Problem statement
All of the data that follows should be written out exactly.

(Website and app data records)
++++++

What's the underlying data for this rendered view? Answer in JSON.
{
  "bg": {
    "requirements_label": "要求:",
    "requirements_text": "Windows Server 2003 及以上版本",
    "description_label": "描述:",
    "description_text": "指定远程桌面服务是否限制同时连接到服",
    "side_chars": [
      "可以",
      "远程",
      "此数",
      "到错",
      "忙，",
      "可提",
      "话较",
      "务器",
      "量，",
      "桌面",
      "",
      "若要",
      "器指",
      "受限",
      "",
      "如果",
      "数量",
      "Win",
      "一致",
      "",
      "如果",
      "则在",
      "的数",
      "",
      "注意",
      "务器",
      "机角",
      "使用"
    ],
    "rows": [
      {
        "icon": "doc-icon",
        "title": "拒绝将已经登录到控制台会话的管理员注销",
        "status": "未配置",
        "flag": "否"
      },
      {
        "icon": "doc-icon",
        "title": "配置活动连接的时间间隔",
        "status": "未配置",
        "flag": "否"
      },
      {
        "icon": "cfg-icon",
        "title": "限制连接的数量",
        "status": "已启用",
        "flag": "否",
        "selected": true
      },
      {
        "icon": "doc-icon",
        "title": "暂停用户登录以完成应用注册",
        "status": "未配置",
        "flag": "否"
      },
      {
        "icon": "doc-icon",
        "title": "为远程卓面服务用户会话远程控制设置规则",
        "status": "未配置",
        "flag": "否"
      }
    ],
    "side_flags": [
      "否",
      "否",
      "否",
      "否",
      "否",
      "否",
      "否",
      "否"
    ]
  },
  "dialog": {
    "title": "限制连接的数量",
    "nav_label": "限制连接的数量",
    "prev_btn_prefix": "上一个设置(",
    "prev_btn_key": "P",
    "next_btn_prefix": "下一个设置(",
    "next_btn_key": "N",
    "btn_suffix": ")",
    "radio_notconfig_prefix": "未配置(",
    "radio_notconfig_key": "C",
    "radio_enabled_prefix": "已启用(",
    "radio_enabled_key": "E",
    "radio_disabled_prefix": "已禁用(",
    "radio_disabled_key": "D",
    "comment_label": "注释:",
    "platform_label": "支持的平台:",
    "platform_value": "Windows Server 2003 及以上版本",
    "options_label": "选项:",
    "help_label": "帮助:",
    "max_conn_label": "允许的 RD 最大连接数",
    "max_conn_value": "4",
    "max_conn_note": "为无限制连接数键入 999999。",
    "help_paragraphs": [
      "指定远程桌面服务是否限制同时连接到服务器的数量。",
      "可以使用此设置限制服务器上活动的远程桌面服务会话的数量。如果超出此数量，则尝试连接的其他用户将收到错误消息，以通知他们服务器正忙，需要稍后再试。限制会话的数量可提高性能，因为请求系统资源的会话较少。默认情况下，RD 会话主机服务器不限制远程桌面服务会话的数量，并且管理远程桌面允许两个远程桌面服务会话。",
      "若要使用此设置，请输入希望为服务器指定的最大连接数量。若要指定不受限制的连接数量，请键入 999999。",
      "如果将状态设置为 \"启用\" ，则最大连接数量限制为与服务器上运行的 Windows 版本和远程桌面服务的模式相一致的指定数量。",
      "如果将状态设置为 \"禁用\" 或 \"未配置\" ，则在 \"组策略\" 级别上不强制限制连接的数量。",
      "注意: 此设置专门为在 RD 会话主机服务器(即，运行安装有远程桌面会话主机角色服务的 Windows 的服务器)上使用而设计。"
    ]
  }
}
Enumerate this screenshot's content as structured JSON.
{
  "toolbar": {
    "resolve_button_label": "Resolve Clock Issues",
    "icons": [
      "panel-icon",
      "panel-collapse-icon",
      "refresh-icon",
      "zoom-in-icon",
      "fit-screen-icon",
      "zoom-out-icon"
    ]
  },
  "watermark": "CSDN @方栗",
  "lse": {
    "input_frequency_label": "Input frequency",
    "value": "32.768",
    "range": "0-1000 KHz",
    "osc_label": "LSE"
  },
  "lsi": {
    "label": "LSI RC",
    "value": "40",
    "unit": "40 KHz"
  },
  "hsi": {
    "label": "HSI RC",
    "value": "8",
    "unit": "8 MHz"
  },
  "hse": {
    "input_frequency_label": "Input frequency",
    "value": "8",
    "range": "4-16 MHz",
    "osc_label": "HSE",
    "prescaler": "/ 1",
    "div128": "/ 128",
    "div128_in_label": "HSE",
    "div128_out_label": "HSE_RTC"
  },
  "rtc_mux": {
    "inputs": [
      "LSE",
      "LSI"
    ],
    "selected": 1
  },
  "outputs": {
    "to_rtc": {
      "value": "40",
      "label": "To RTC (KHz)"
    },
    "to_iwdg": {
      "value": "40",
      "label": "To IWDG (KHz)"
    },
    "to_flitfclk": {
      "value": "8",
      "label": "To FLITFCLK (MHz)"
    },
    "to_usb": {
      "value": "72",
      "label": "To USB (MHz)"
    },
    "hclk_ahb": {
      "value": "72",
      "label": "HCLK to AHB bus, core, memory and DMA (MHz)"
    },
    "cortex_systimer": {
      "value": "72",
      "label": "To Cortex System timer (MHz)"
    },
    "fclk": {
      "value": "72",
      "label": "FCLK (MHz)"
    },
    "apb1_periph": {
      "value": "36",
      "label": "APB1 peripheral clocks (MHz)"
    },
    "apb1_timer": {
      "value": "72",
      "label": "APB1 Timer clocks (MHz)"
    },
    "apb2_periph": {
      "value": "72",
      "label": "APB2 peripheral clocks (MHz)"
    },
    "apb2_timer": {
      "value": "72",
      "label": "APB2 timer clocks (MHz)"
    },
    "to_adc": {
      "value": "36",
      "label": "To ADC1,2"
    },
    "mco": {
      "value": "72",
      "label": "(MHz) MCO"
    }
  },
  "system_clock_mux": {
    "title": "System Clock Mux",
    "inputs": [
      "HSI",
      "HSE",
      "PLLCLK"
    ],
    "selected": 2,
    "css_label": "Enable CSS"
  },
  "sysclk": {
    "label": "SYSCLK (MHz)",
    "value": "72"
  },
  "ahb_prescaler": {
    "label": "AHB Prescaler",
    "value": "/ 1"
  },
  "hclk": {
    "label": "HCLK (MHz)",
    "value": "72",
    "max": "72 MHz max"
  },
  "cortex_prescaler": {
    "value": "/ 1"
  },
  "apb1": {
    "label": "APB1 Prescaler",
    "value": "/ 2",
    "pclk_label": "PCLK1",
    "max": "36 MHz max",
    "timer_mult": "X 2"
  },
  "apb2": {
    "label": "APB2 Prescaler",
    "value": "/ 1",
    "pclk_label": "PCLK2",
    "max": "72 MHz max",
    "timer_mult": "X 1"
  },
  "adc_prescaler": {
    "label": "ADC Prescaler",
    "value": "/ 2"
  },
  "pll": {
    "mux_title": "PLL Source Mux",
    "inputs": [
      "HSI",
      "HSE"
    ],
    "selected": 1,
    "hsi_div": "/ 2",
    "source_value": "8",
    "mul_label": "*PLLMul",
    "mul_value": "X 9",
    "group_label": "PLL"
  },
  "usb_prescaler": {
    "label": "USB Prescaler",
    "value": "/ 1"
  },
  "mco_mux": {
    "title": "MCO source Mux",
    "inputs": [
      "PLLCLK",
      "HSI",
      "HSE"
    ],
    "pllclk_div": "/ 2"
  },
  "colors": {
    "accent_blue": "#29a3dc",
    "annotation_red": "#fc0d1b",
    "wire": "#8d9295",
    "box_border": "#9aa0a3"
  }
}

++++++

Output for this exercise
What's the underlying data for this rendered view? Answer in JSON.
{
  "bg": {
    "requirements_label": "要求:",
    "requirements_text": "Windows Server 2003 及以上版本",
    "description_label": "描述:",
    "description_text": "指定远程桌面服务是否限制同时连接到服",
    "side_chars": [
      "可以",
      "远程",
      "此数",
      "到错",
      "忙，",
      "可提",
      "话较",
      "务器",
      "量，",
      "桌面",
      "",
      "若要",
      "器指",
      "受限",
      "",
      "如果",
      "数量",
      "Win",
      "一致",
      "",
      "如果",
      "则在",
      "的数",
      "",
      "注意",
      "务器",
      "机角",
      "使用"
    ],
    "rows": [
      {
        "icon": "doc-icon",
        "title": "拒绝将已经登录到控制台会话的管理员注销",
        "status": "未配置",
        "flag": "否"
      },
      {
        "icon": "doc-icon",
        "title": "配置活动连接的时间间隔",
        "status": "未配置",
        "flag": "否"
      },
      {
        "icon": "cfg-icon",
        "title": "限制连接的数量",
        "status": "已启用",
        "flag": "否",
        "selected": true
      },
      {
        "icon": "doc-icon",
        "title": "暂停用户登录以完成应用注册",
        "status": "未配置",
        "flag": "否"
      },
      {
        "icon": "doc-icon",
        "title": "为远程卓面服务用户会话远程控制设置规则",
        "status": "未配置",
        "flag": "否"
      }
    ],
    "side_flags": [
      "否",
      "否",
      "否",
      "否",
      "否",
      "否",
      "否",
      "否"
    ]
  },
  "dialog": {
    "title": "限制连接的数量",
    "nav_label": "限制连接的数量",
    "prev_btn_prefix": "上一个设置(",
    "prev_btn_key": "P",
    "next_btn_prefix": "下一个设置(",
    "next_btn_key": "N",
    "btn_suffix": ")",
    "radio_notconfig_prefix": "未配置(",
    "radio_notconfig_key": "C",
    "radio_enabled_prefix": "已启用(",
    "radio_enabled_key": "E",
    "radio_disabled_prefix": "已禁用(",
    "radio_disabled_key": "D",
    "comment_label": "注释:",
    "platform_label": "支持的平台:",
    "platform_value": "Windows Server 2003 及以上版本",
    "options_label": "选项:",
    "help_label": "帮助:",
    "max_conn_label": "允许的 RD 最大连接数",
    "max_conn_value": "4",
    "max_conn_note": "为无限制连接数键入 999999。",
    "help_paragraphs": [
      "指定远程桌面服务是否限制同时连接到服务器的数量。",
      "可以使用此设置限制服务器上活动的远程桌面服务会话的数量。如果超出此数量，则尝试连接的其他用户将收到错误消息，以通知他们服务器正忙，需要稍后再试。限制会话的数量可提高性能，因为请求系统资源的会话较少。默认情况下，RD 会话主机服务器不限制远程桌面服务会话的数量，并且管理远程桌面允许两个远程桌面服务会话。",
      "若要使用此设置，请输入希望为服务器指定的最大连接数量。若要指定不受限制的连接数量，请键入 999999。",
      "如果将状态设置为 \"启用\" ，则最大连接数量限制为与服务器上运行的 Windows 版本和远程桌面服务的模式相一致的指定数量。",
      "如果将状态设置为 \"禁用\" 或 \"未配置\" ，则在 \"组策略\" 级别上不强制限制连接的数量。",
      "注意: 此设置专门为在 RD 会话主机服务器(即，运行安装有远程桌面会话主机角色服务的 Windows 的服务器)上使用而设计。"
    ]
  }
}
Enumerate this screenshot's content as structured JSON.
{
  "toolbar": {
    "resolve_button_label": "Resolve Clock Issues",
    "icons": [
      "panel-icon",
      "panel-collapse-icon",
      "refresh-icon",
      "zoom-in-icon",
      "fit-screen-icon",
      "zoom-out-icon"
    ]
  },
  "watermark": "CSDN @方栗",
  "lse": {
    "input_frequency_label": "Input frequency",
    "value": "32.768",
    "range": "0-1000 KHz",
    "osc_label": "LSE"
  },
  "lsi": {
    "label": "LSI RC",
    "value": "40",
    "unit": "40 KHz"
  },
  "hsi": {
    "label": "HSI RC",
    "value": "8",
    "unit": "8 MHz"
  },
  "hse": {
    "input_frequency_label": "Input frequency",
    "value": "8",
    "range": "4-16 MHz",
    "osc_label": "HSE",
    "prescaler": "/ 1",
    "div128": "/ 128",
    "div128_in_label": "HSE",
    "div128_out_label": "HSE_RTC"
  },
  "rtc_mux": {
    "inputs": [
      "LSE",
      "LSI"
    ],
    "selected": 1
  },
  "outputs": {
    "to_rtc": {
      "value": "40",
      "label": "To RTC (KHz)"
    },
    "to_iwdg": {
      "value": "40",
      "label": "To IWDG (KHz)"
    },
    "to_flitfclk": {
      "value": "8",
      "label": "To FLITFCLK (MHz)"
    },
    "to_usb": {
      "value": "72",
      "label": "To USB (MHz)"
    },
    "hclk_ahb": {
      "value": "72",
      "label": "HCLK to AHB bus, core, memory and DMA (MHz)"
    },
    "cortex_systimer": {
      "value": "72",
      "label": "To Cortex System timer (MHz)"
    },
    "fclk": {
      "value": "72",
      "label": "FCLK (MHz)"
    },
    "apb1_periph": {
      "value": "36",
      "label": "APB1 peripheral clocks (MHz)"
    },
    "apb1_timer": {
      "value": "72",
      "label": "APB1 Timer clocks (MHz)"
    },
    "apb2_periph": {
      "value": "72",
      "label": "APB2 peripheral clocks (MHz)"
    },
    "apb2_timer": {
      "value": "72",
      "label": "APB2 timer clocks (MHz)"
    },
    "to_adc": {
      "value": "36",
      "label": "To ADC1,2"
    },
    "mco": {
      "value": "72",
      "label": "(MHz) MCO"
    }
  },
  "system_clock_mux": {
    "title": "System Clock Mux",
    "inputs": [
      "HSI",
      "HSE",
      "PLLCLK"
    ],
    "selected": 2,
    "css_label": "Enable CSS"
  },
  "sysclk": {
    "label": "SYSCLK (MHz)",
    "value": "72"
  },
  "ahb_prescaler": {
    "label": "AHB Prescaler",
    "value": "/ 1"
  },
  "hclk": {
    "label": "HCLK (MHz)",
    "value": "72",
    "max": "72 MHz max"
  },
  "cortex_prescaler": {
    "value": "/ 1"
  },
  "apb1": {
    "label": "APB1 Prescaler",
    "value": "/ 2",
    "pclk_label": "PCLK1",
    "max": "36 MHz max",
    "timer_mult": "X 2"
  },
  "apb2": {
    "label": "APB2 Prescaler",
    "value": "/ 1",
    "pclk_label": "PCLK2",
    "max": "72 MHz max",
    "timer_mult": "X 1"
  },
  "adc_prescaler": {
    "label": "ADC Prescaler",
    "value": "/ 2"
  },
  "pll": {
    "mux_title": "PLL Source Mux",
    "inputs": [
      "HSI",
      "HSE"
    ],
    "selected": 1,
    "hsi_div": "/ 2",
    "source_value": "8",
    "mul_label": "*PLLMul",
    "mul_value": "X 9",
    "group_label": "PLL"
  },
  "usb_prescaler": {
    "label": "USB Prescaler",
    "value": "/ 1"
  },
  "mco_mux": {
    "title": "MCO source Mux",
    "inputs": [
      "PLLCLK",
      "HSI",
      "HSE"
    ],
    "pllclk_div": "/ 2"
  },
  "colors": {
    "accent_blue": "#29a3dc",
    "annotation_red": "#fc0d1b",
    "wire": "#8d9295",
    "box_border": "#9aa0a3"
  }
}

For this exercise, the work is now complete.